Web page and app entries
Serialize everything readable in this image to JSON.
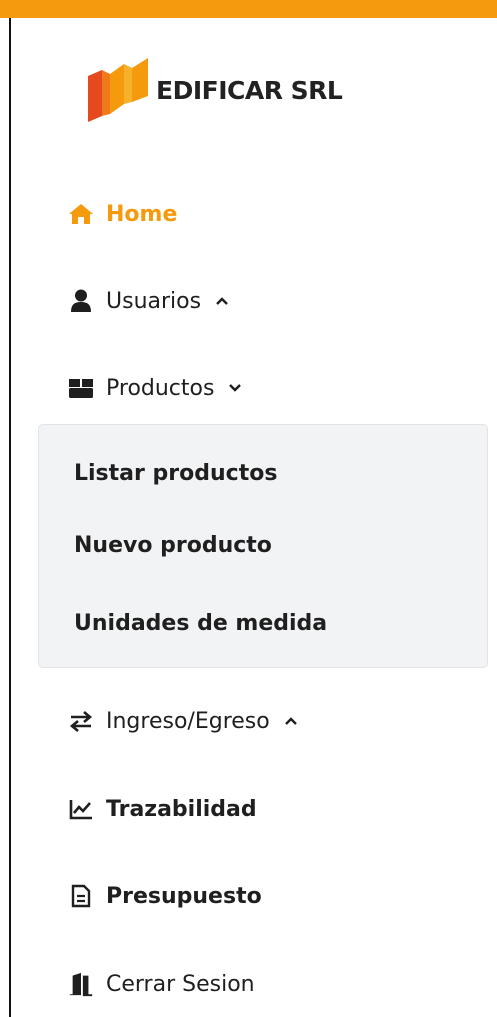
{
  "brand": {
    "name": "EDIFICAR SRL",
    "logo_icon": "building-logo-icon"
  },
  "colors": {
    "accent": "#f59a0c",
    "text": "#1f1f1f",
    "submenu_bg": "#f2f3f5"
  },
  "nav": {
    "home": {
      "label": "Home",
      "icon": "home-icon",
      "active": true
    },
    "usuarios": {
      "label": "Usuarios",
      "icon": "user-icon",
      "expanded": false
    },
    "productos": {
      "label": "Productos",
      "icon": "box-icon",
      "expanded": true,
      "subitems": [
        "Listar productos",
        "Nuevo producto",
        "Unidades de medida"
      ]
    },
    "ingreso": {
      "label": "Ingreso/Egreso",
      "icon": "exchange-icon",
      "expanded": false
    },
    "trazabilidad": {
      "label": "Trazabilidad",
      "icon": "chart-line-icon"
    },
    "presupuesto": {
      "label": "Presupuesto",
      "icon": "document-icon"
    },
    "cerrar": {
      "label": "Cerrar Sesion",
      "icon": "door-exit-icon"
    }
  }
}
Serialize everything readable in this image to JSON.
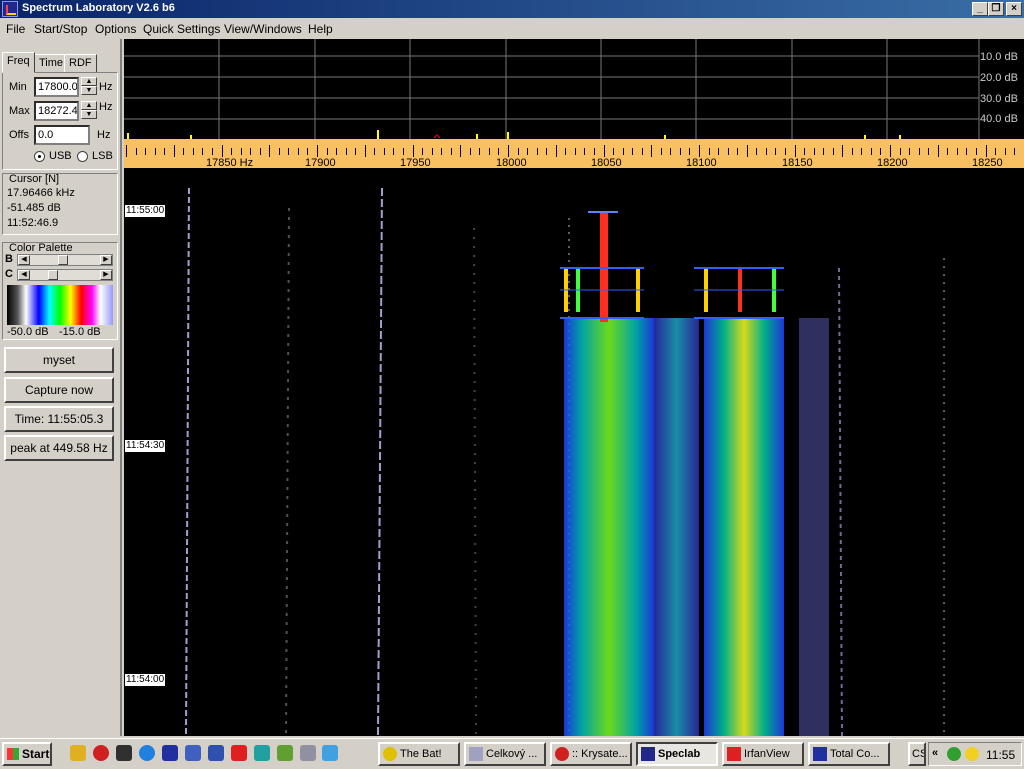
{
  "window": {
    "title": "Spectrum Laboratory V2.6 b6"
  },
  "menu": [
    "File",
    "Start/Stop",
    "Options",
    "Quick Settings",
    "View/Windows",
    "Help"
  ],
  "tabs": [
    "Freq",
    "Time",
    "RDF"
  ],
  "freq": {
    "min_label": "Min",
    "min_value": "17800.0",
    "min_unit": "Hz",
    "max_label": "Max",
    "max_value": "18272.4",
    "max_unit": "Hz",
    "offs_label": "Offs",
    "offs_value": "0.0",
    "offs_unit": "Hz",
    "usb": "USB",
    "lsb": "LSB",
    "selected": "USB"
  },
  "cursor": {
    "title": "Cursor [N]",
    "freq": "17.96466 kHz",
    "level": "-51.485 dB",
    "time": "11:52:46.9"
  },
  "palette": {
    "title": "Color Palette",
    "b": "B",
    "c": "C",
    "min": "-50.0 dB",
    "max": "-15.0 dB"
  },
  "buttons": {
    "myset": "myset",
    "capture": "Capture now",
    "time": "Time:  11:55:05.3",
    "peak": "peak at 449.58 Hz"
  },
  "spectrum": {
    "db_labels": [
      "10.0 dB",
      "20.0 dB",
      "30.0 dB",
      "40.0 dB"
    ]
  },
  "ruler": {
    "labels": [
      "17850 Hz",
      "17900",
      "17950",
      "18000",
      "18050",
      "18100",
      "18150",
      "18200",
      "18250"
    ]
  },
  "waterfall": {
    "time_labels": [
      "11:55:00",
      "11:54:30",
      "11:54:00"
    ]
  },
  "taskbar": {
    "start": "Start",
    "tasks": [
      "The Bat!",
      "Celkový ...",
      ":: Krysate...",
      "Speclab",
      "IrfanView",
      "Total Co..."
    ],
    "active_task": "Speclab",
    "tray_text": "CS",
    "clock": "11:55"
  },
  "colors": {
    "title_start": "#0a246a",
    "title_end": "#3a6ea5",
    "ruler": "#f8c060",
    "background": "#d4d0c8"
  }
}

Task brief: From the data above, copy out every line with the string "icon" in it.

Output of the exercise:
    "logo_icon": "building-logo-icon"
      "icon": "home-icon",
      "icon": "user-icon",
      "icon": "box-icon",
      "icon": "exchange-icon",
      "icon": "chart-line-icon"
      "icon": "document-icon"
      "icon": "door-exit-icon"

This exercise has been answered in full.